If a line in the entries below includes "stick", pick it out and copy it.

------ Input material

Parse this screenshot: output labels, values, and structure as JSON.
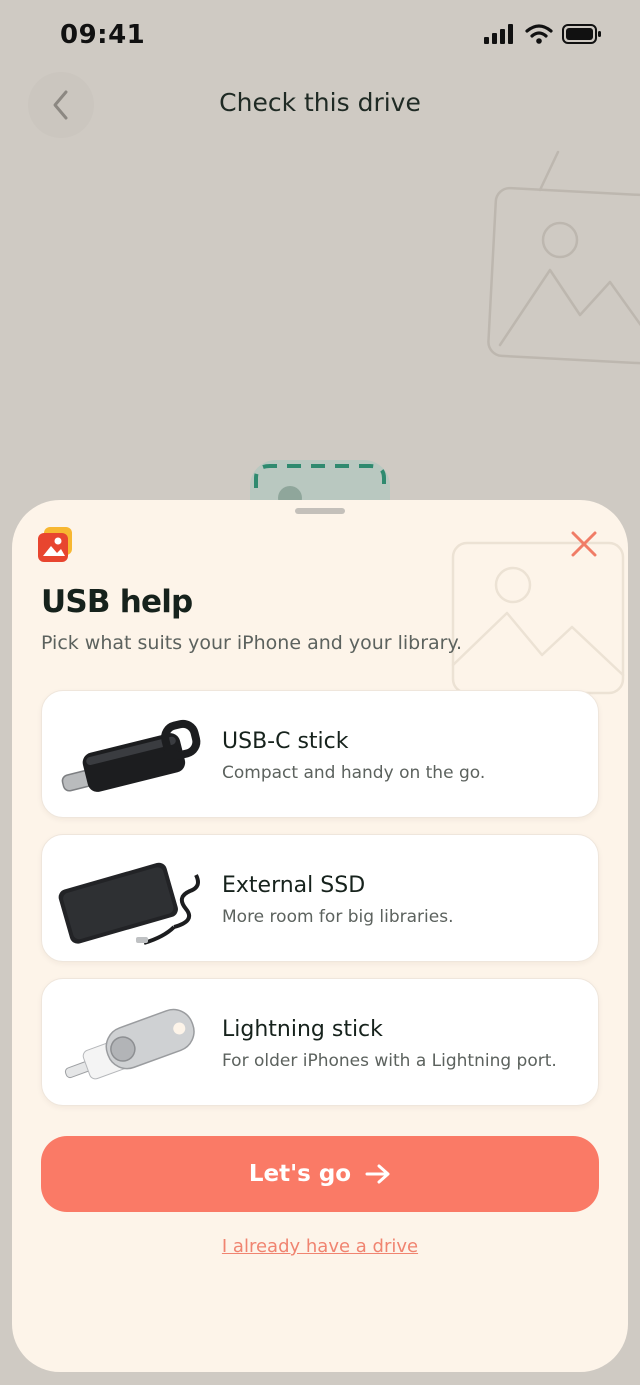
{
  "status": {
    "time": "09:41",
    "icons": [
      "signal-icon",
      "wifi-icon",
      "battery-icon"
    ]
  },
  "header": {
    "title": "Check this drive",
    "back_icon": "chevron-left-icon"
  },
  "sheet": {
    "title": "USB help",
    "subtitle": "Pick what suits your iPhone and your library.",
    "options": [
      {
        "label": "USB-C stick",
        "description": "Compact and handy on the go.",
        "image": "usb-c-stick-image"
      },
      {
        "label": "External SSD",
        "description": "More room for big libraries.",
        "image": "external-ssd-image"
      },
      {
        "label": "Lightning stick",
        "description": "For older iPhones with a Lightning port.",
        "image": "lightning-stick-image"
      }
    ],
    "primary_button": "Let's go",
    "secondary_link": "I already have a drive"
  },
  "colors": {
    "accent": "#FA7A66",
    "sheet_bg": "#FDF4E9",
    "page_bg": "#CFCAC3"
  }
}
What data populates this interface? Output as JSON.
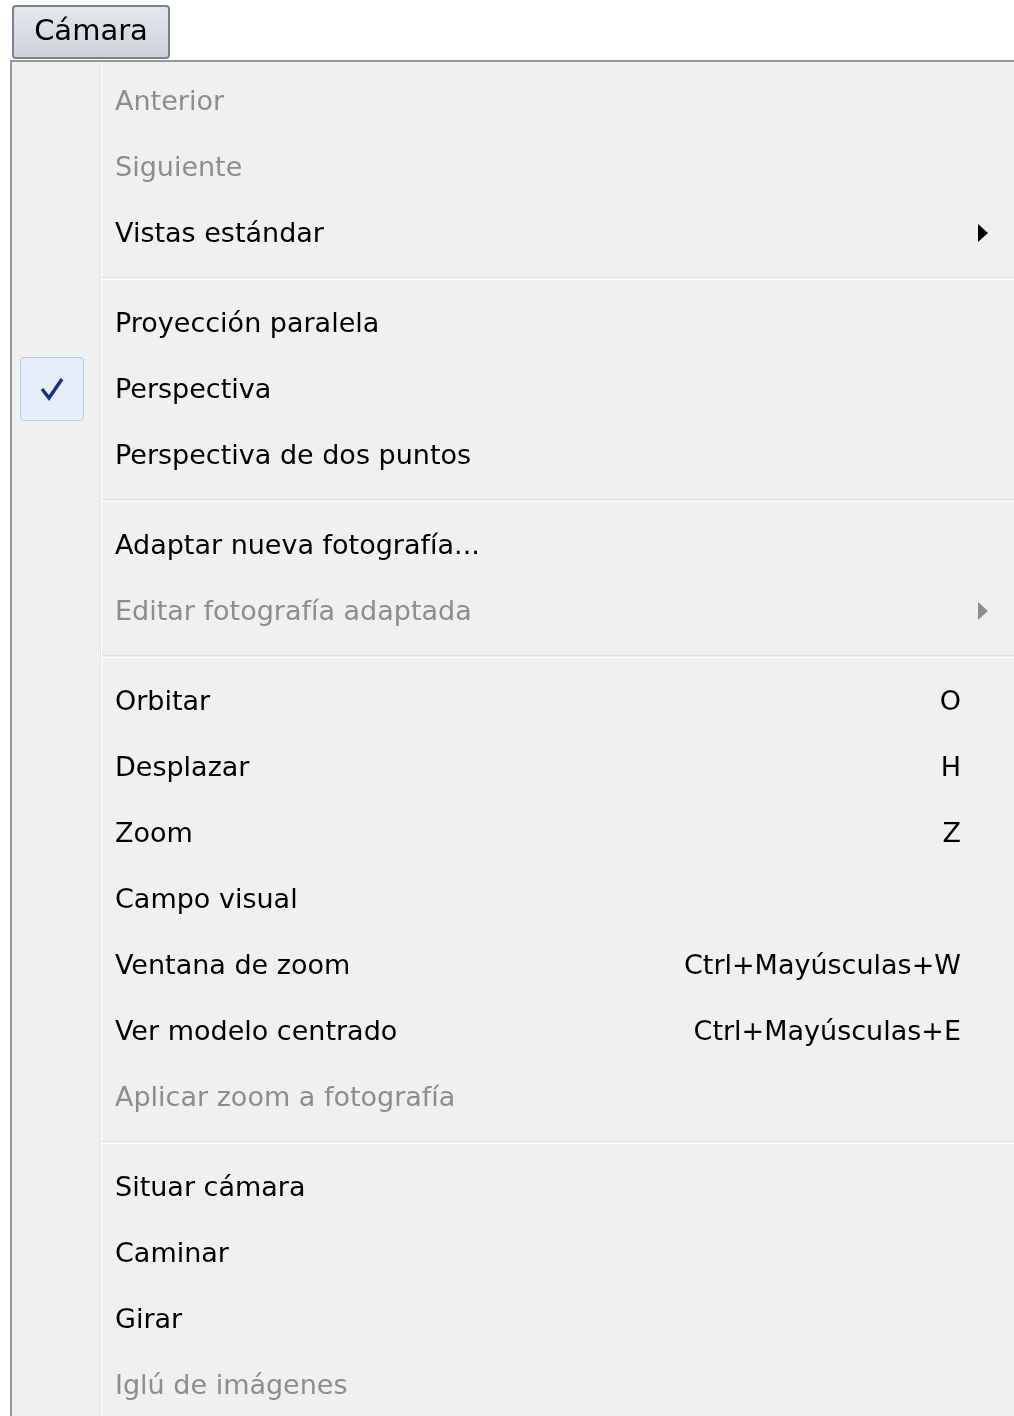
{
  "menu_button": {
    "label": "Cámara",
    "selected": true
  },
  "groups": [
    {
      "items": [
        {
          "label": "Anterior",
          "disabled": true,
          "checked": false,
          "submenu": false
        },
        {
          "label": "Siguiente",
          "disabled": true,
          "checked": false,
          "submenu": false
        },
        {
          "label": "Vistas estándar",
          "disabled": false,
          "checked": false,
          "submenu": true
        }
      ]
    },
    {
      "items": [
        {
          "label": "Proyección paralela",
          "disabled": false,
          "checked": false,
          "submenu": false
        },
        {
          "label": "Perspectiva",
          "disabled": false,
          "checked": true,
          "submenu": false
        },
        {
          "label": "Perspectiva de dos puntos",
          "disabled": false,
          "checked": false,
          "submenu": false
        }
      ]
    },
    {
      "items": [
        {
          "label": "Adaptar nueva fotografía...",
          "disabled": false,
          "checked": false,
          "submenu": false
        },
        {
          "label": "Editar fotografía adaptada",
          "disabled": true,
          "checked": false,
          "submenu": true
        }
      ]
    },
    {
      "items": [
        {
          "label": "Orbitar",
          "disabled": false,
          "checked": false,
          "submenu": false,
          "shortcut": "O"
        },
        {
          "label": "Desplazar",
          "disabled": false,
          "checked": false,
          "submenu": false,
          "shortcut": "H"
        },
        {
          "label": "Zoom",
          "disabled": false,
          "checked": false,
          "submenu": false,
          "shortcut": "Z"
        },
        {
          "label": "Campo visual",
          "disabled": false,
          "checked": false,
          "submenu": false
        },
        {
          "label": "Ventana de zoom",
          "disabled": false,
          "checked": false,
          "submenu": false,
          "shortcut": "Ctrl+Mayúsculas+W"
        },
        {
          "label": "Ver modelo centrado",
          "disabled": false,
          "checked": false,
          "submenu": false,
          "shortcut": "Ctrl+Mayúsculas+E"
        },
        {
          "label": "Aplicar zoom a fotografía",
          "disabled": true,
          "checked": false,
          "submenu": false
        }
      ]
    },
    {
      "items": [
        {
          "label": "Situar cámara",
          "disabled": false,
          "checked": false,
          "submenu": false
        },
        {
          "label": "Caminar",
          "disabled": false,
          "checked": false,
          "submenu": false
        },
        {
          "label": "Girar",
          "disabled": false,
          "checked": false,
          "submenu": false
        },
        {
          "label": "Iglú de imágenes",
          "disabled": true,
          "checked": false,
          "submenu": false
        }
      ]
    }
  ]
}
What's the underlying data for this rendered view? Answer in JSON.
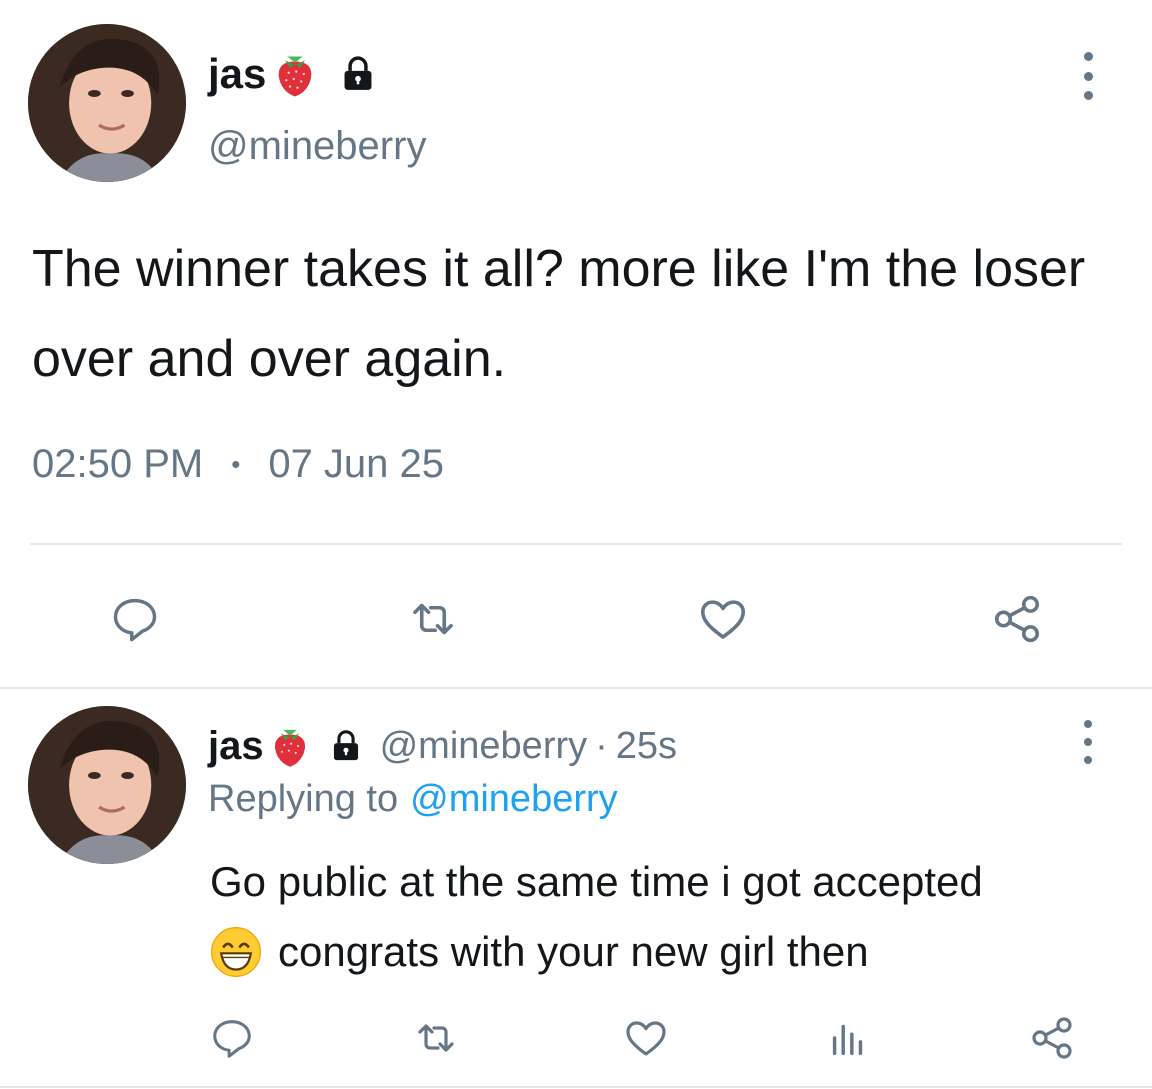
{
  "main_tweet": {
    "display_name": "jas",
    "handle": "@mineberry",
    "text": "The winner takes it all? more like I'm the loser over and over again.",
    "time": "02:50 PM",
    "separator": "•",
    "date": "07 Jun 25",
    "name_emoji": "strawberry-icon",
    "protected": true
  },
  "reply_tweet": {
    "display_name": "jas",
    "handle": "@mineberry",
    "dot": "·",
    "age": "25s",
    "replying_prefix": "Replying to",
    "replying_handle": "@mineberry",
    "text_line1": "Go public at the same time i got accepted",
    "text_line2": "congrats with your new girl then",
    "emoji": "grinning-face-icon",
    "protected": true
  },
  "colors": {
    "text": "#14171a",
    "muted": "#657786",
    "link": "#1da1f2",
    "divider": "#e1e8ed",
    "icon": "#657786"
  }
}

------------

_Answer to the exercise:_
        "label": "USB-C stick",
        "image": "usb-c-stick-image"
        "label": "Lightning stick",
        "image": "lightning-stick-image"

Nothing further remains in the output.